People are asking for business intelligence tools, content management, and richer collaboration, Witts said. A people-ready business platform needs to deliver these services, he said. "For a people-ready business, there's a universal set of requirements that a business needs to deliver across the enterprise," Witts said.

Microsoft is eyeing the Office SharePoint Server 2007 platform to provide these capabilities.

"Our move here is to say, let's democratize SharePoint," and integrate workflow, content management, business intelligence, and business process automation, Witts said.

He also discussed role-based versions of the Office suite, referring to this effort as Office 14. Versions would be implemented for roles such as research and development professionals, sales persons, and human resources. "We would call this role-based productivity. It’s a very powerful concept," Witts said.

Witts also said business practices inside the enterprise are taking precedence over business processes. The traditional narrow role of a business process, such as a purchase order, is limiting; collaboration needs to be recognized, according to Witts.

Why do my ribs hurt? Oh yeah, too much laughing!
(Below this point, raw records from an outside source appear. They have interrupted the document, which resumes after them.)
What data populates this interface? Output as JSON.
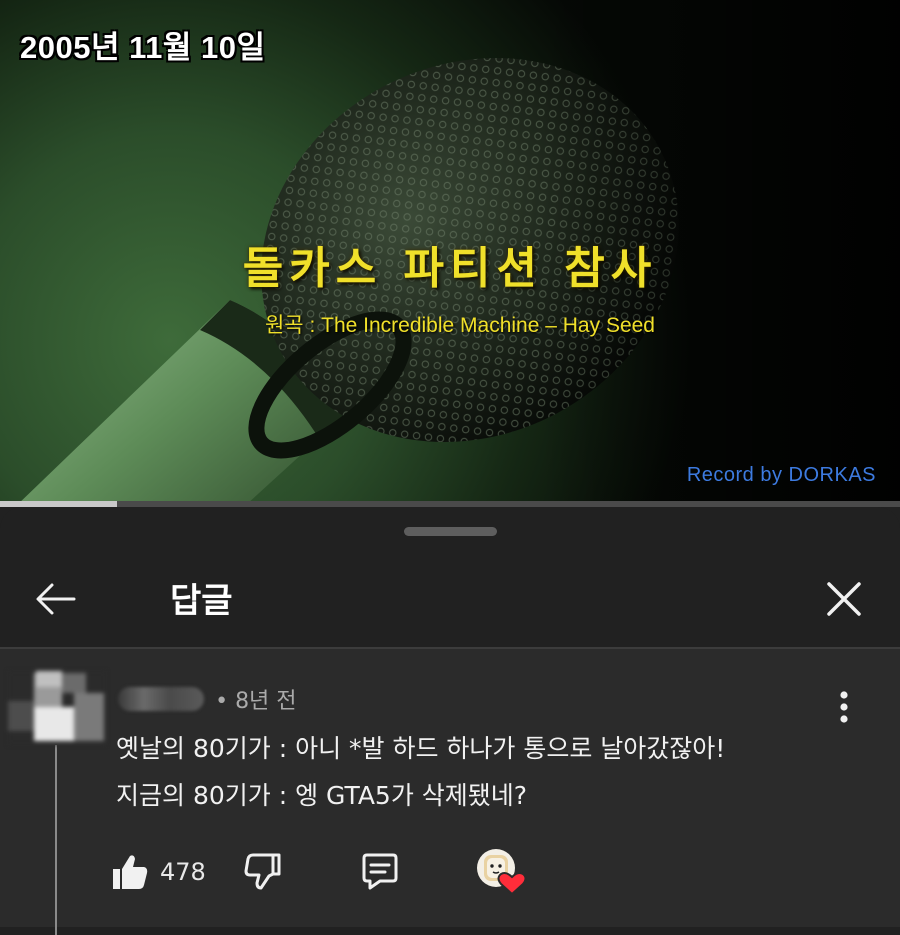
{
  "video": {
    "date_overlay": "2005년 11월 10일",
    "title_overlay": "돌카스 파티션 참사",
    "subtitle_overlay": "원곡 : The Incredible Machine – Hay Seed",
    "record_credit": "Record by DORKAS",
    "progress_fraction": 0.13,
    "accent_color": "#f0e02a"
  },
  "panel": {
    "title": "답글",
    "back_icon": "arrow-left-icon",
    "close_icon": "close-icon"
  },
  "comment": {
    "time": "• 8년 전",
    "lines": [
      "옛날의 80기가 : 아니 *발 하드 하나가 통으로 날아갔잖아!",
      "지금의 80기가 : 엥 GTA5가 삭제됐네?"
    ],
    "like_count": "478",
    "icons": {
      "like": "thumbs-up-icon",
      "dislike": "thumbs-down-icon",
      "reply": "reply-icon",
      "creator_heart": "creator-heart-icon",
      "more": "more-vert-icon"
    }
  }
}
No, seriously, at least without clearer explanations, I really can't imagine that folks are asking for that, that SharePoint is anywhere close to being "people-ready" (I know only two sorts of people: those who hate it and those who don't use it), that CIOs will applause at the idea of having to support multiple role-based versions of MS Office ("Yes we know you can't open the memo, the CEO has forgotten to save it for the Word-mob-edition again"), and that a "collaborative" purchase order has any chance to fly (even less appeal to the CFO). Creepy. The news that one will be able to blog directly from Word 2007 is far more interesting IMO.